Judges Do Not Make the Law

At the heart of Barroso’s method is the notion that, in deciding a case, a judge should improve the law if this area of law appears defective. This can be justified by the legislator’s apparent failure in reforming the law so the judges should therefore assume the task.

Lord Reid, one of the most outstanding judges of the 20th century, answered to the claim that it is the task of judges to do what the legislator should have done, but failed to do, by saying that “where parliament has feared to tread it is not for the courts to rush in.”

Epoch Times Photo
Brazilian President Jair Bolsonaro arrives to a resort hotel where he is expected to meet with Elon Musk in Porto Feliz, Brazil, on May 20, 2022. The Telsa and SpaceX chief executive officer tweeted that he was in Brazil to help bring internet service to rural schools in the Amazon and to help monitor the Amazon environmentally. (AP Photo/Andre Penner)

The constitutional role of judges is not to make law but to provide justice according to law. Judges swear to apply the existing law and not to be engaged in controversial debates about them, and certainly not to create “new laws.”

According to Dyson Heydon QC, a retired Australian High Court justice (pdf), “a judge who dislikes the constraints of membership of the judiciary because it prevents the fulfilment of a particular program or agenda, should leave the group, join or start a political party, and seek to enter a legislature.”

To claim that unelected judges have any role in improving the law is, in the words of former Chief Justice of Australia Murray Gleeson, that “judges have no right to base their decisions about the validity of legislation upon their personal approval or disapproval of the policy of the legislation. When they do so, they forfeit their legitimacy.”

Power Without Accountability

A recent poll carried out by DataPoder360, released on June 15, reveals that 26 percent of Brazilians consider the performance of Supreme Court justices bad or horrible. They are perceived positively by only 23 percent of the population. These results indicate a serious lack of confidence in members of the Supreme Court.

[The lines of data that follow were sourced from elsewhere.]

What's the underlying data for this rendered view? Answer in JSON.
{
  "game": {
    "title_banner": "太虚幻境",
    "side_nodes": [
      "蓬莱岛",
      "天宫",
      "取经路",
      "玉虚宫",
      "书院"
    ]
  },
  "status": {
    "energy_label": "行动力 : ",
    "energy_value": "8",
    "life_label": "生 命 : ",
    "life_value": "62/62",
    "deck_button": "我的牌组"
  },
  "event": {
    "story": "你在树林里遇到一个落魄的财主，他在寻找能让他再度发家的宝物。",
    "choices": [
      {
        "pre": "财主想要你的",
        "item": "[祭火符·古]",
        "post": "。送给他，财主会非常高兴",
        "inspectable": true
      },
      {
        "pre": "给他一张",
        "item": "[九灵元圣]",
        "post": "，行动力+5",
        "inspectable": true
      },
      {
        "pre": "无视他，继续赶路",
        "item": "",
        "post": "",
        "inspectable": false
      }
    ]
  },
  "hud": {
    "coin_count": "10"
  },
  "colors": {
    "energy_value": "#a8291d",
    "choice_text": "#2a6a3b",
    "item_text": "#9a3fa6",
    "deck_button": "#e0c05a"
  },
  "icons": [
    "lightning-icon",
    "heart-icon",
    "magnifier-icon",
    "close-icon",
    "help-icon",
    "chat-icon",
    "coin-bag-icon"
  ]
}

On Sept. 7, 2021, hundreds of thousands of Brazilians flooded the streets of major capital cities to protest against judicial activism. “Our country can’t continue to be held hostage by a few individual judges,” said Bolsonaro.

That was an apparent reference to Supreme Court justices, especially Alexandre de Moraes and Luís Roberto Barroso, whom Bolsonaro accuses of constantly attacking him and blocking his ability to govern on behalf of the people. They had ordered an investigation of the president and his inner circle over false allegations of “spreading fake news” within the government.

According to J.R. Guzzo, a well-known journalist in Brazil, “the 11 members of the Supreme Court seriously believe that they can do whatever they want. They can release corrupt politicians and drug dealers …. They can even arrest congressmen and journalists for crimes of opinion.”

Unfortunately, there is only one thing these members of the highest judicial court in Brazil appear to be hopelessly unable to do: to uphold the Brazilian Constitution. As a result, the main threat to democracy and the rule of law in Brazil comes from an unelected judicial oligarchy devoid of any accountability and democratic legitimacy.

Views expressed in this article are the opinions of the author and do not necessarily reflect the views of The Epoch Times.

Augusto Zimmermann is professor and head of law at Sheridan Institute of Higher Education in Perth. He is also president of the Western Australian (WA) Legal Theory Association, editor-in-chief of The Western Australian Jurist, and served as a member of WA's law reform commission from 2012 to 2017. Zimmermann has authored numerous books, including "Direito Constitucional Brasileiro," "Western Legal Theory," and "Christian Foundations of the Common Law."